__Activity__: Report every line below that has the string "icon" in it.

__Given information__:
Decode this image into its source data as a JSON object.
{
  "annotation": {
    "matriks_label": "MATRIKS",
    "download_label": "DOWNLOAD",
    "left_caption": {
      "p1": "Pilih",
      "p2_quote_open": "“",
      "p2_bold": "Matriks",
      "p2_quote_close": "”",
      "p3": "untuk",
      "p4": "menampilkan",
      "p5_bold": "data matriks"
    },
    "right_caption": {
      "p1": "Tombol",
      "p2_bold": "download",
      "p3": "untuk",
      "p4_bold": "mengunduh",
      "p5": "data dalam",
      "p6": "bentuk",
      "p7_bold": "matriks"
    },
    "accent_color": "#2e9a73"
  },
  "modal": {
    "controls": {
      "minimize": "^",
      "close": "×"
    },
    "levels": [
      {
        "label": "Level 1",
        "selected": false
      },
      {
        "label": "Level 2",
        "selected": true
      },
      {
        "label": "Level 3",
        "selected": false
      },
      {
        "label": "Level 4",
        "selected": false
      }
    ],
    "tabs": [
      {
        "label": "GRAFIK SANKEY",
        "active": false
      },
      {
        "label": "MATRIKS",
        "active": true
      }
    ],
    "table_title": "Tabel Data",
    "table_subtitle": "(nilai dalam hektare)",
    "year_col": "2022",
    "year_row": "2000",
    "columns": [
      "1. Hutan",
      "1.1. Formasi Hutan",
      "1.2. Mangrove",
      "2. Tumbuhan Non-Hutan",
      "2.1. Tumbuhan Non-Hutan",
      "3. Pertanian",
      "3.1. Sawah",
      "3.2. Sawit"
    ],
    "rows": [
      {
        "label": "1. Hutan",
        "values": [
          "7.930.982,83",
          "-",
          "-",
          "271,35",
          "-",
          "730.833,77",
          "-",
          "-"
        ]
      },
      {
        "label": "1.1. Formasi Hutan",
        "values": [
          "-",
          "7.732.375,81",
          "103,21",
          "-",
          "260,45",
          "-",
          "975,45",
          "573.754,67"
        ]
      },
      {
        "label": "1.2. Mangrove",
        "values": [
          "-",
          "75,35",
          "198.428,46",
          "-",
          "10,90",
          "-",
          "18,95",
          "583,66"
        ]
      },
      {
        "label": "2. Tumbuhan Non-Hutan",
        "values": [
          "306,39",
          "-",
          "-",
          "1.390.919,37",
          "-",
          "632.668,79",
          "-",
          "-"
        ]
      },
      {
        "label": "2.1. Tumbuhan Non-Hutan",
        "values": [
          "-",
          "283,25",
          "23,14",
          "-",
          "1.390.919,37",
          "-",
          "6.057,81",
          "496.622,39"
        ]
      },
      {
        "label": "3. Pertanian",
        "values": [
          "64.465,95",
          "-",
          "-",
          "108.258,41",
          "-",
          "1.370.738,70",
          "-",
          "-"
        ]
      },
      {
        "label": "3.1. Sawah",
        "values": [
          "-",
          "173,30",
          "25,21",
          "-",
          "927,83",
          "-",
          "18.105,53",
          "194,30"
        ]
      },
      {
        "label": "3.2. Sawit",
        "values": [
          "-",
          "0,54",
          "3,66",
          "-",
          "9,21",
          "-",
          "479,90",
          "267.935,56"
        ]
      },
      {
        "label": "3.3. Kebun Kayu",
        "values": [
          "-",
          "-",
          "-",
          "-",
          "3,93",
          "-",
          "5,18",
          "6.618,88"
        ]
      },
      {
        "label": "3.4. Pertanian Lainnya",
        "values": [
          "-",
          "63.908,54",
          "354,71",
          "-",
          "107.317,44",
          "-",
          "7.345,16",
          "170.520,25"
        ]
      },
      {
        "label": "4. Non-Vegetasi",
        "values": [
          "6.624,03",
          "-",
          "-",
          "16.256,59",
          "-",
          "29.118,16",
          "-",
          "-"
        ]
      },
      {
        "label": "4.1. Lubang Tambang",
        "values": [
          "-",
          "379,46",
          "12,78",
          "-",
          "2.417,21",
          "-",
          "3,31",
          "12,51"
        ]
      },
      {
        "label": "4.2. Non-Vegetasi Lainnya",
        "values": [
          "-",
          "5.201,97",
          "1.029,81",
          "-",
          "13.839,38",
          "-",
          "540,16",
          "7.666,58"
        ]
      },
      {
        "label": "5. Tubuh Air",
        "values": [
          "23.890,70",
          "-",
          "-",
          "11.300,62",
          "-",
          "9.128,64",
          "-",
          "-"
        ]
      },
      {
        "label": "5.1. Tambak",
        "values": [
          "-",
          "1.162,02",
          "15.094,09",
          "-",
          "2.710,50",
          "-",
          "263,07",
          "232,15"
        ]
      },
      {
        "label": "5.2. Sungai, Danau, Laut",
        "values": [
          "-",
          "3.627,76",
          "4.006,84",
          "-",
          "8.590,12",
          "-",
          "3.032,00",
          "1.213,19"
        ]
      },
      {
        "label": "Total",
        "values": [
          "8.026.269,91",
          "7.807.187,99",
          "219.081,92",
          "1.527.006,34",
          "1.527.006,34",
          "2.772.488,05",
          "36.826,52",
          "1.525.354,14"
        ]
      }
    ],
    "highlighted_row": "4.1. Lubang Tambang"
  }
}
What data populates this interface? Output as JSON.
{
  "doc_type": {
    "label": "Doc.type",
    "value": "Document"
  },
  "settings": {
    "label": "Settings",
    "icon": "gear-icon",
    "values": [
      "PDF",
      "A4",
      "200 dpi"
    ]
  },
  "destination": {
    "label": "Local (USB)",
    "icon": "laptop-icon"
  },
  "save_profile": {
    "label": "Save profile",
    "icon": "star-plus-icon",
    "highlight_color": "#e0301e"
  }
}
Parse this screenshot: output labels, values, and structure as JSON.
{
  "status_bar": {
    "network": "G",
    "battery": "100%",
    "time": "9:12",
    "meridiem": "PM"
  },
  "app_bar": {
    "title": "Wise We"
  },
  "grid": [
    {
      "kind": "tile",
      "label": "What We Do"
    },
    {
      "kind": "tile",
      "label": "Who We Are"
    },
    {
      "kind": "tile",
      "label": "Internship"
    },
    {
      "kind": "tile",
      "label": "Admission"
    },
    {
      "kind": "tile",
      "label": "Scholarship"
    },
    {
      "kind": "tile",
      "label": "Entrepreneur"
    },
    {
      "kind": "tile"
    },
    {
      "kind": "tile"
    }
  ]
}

__Result below__:
    "icon": "gear-icon",
    "icon": "laptop-icon"
    "icon": "star-plus-icon",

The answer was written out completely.